Carroll: I don't think much of Hosmer or any other Royals prospect. How many guys do they have to mishandle before we realize they're very good at finding talent, but very bad at developing it? I like Matt Wieters on an improving Orioles team and Austin Jackson on a Tigers team that has underperformed.
Mack: Hosmer is a lot better than he has shown to date, but his rebound will come at the deep first base position. It is possible he rallies but hardly makes a big enough dent at the position in fantasy to truly make a difference. Some of the wreckage at the closer position can turn around their fortunes in a hurry and be very valuable, particularly since many lost their jobs and values so quickly. It can come back all the same; all it takes is a 10- to 15-inning hot streak to go from worthless to irreplaceable there. Yes, we are talking about you: Jose Valverde, Heath Bell, Drew Storen, John Axford, Andrew Bailey, Carlos Marmol and Sergio Santos. On the hitter side, first-rounders Albert Pujols, Adrian Gonzalez, Jacoby Ellsbury, Troy Tulowitzki, Evan Longoria and even Jose Reyes figure to be better than they have been, if only because their career numbers bear that out. Notice, this writer didn't mention Tim Lincecum. We are getting to the point we might have to believe a career shift has taken place because of some unreported arm soreness.

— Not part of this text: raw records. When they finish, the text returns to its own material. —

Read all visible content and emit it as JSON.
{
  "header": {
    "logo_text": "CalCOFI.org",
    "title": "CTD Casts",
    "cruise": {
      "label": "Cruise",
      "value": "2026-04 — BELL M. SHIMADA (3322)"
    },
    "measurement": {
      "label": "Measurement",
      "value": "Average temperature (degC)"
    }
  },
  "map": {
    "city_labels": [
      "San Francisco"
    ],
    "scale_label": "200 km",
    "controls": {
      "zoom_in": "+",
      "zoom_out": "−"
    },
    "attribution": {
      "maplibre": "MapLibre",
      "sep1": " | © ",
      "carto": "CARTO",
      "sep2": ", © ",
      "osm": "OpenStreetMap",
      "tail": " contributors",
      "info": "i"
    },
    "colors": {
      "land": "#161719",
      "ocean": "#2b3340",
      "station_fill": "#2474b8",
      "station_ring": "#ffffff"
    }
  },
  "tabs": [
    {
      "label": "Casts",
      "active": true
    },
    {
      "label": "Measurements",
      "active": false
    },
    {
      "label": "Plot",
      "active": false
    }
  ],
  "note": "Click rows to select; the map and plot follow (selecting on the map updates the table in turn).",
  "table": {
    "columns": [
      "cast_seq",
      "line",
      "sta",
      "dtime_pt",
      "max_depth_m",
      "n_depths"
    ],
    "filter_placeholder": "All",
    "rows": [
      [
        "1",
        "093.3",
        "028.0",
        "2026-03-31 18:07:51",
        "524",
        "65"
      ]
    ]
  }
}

Sabino: I like the way that Blue Jays center fielder Colby Rasmus has been hitting recently, becoming more of an authoritative line-drive hitter than trying to slap the ball around the field. When the weather warms up in Toronto, the ball tends to fly out of the Rogers Centre. Over the past week Rasmus has rediscovered his power stroke, slugging .742 with seven extra-base hits in 31 at-bats.
I also can't believe that Jimmy Rollins will play as poorly as he has all year. Batting just .224 with eight extra base hits, Rollins is due to break out of his season-long slump any minute. I'd jump on him quickly as middle infielders are at a premium in most leagues.
4. Now that Adam Jones signed a lucrative new deal with the Orioles, do you fear his numbers may suffer without the motivation of new contract?
Carroll: No. If he starts to slip at all, Buck Showalter's there to keep him in line. I think Jones' development can be credited directly to Showalter's influence. Some players thrive under Buck, and Jones seems to be the most noticeable this time around. I'm also buying low on Ryan Howard and Chase Utley -- they've been out longer than I expected, but both are going to play soon.
Mack: That is possible, but Jones is also a player who we have long awaited to enjoy a breakthrough like this. The fact it is coming in the year he is turning 27-years old make it even more likely everything has merely come together for him. A baseball player's prime is 26 to 32, and the Orioles did right to lock him up during that peak production time. The only thing is, the Orioles probably could have done it a few months sooner and gotten a little better deal for themselves. They basically paid a premium for him at his high point ... or might we actually continue to get better out of Jones? It is hard to imagine he gets better than this.
Sabino: I don't. Jones has completely bought into the Orioles' rebuilding plan and has become a lead-by-example teammate. He's worked his way from being a highly-touted prospect to an underachieving young player to a borderline superstar through countless hours in the batting cage. He's a cornerstone of the franchise and will be a team leader along with Matt Wieters and Nick Markakis for years to come. If anything, I can see him up his game another notch to prove he's not resting on his laurels after the big payday.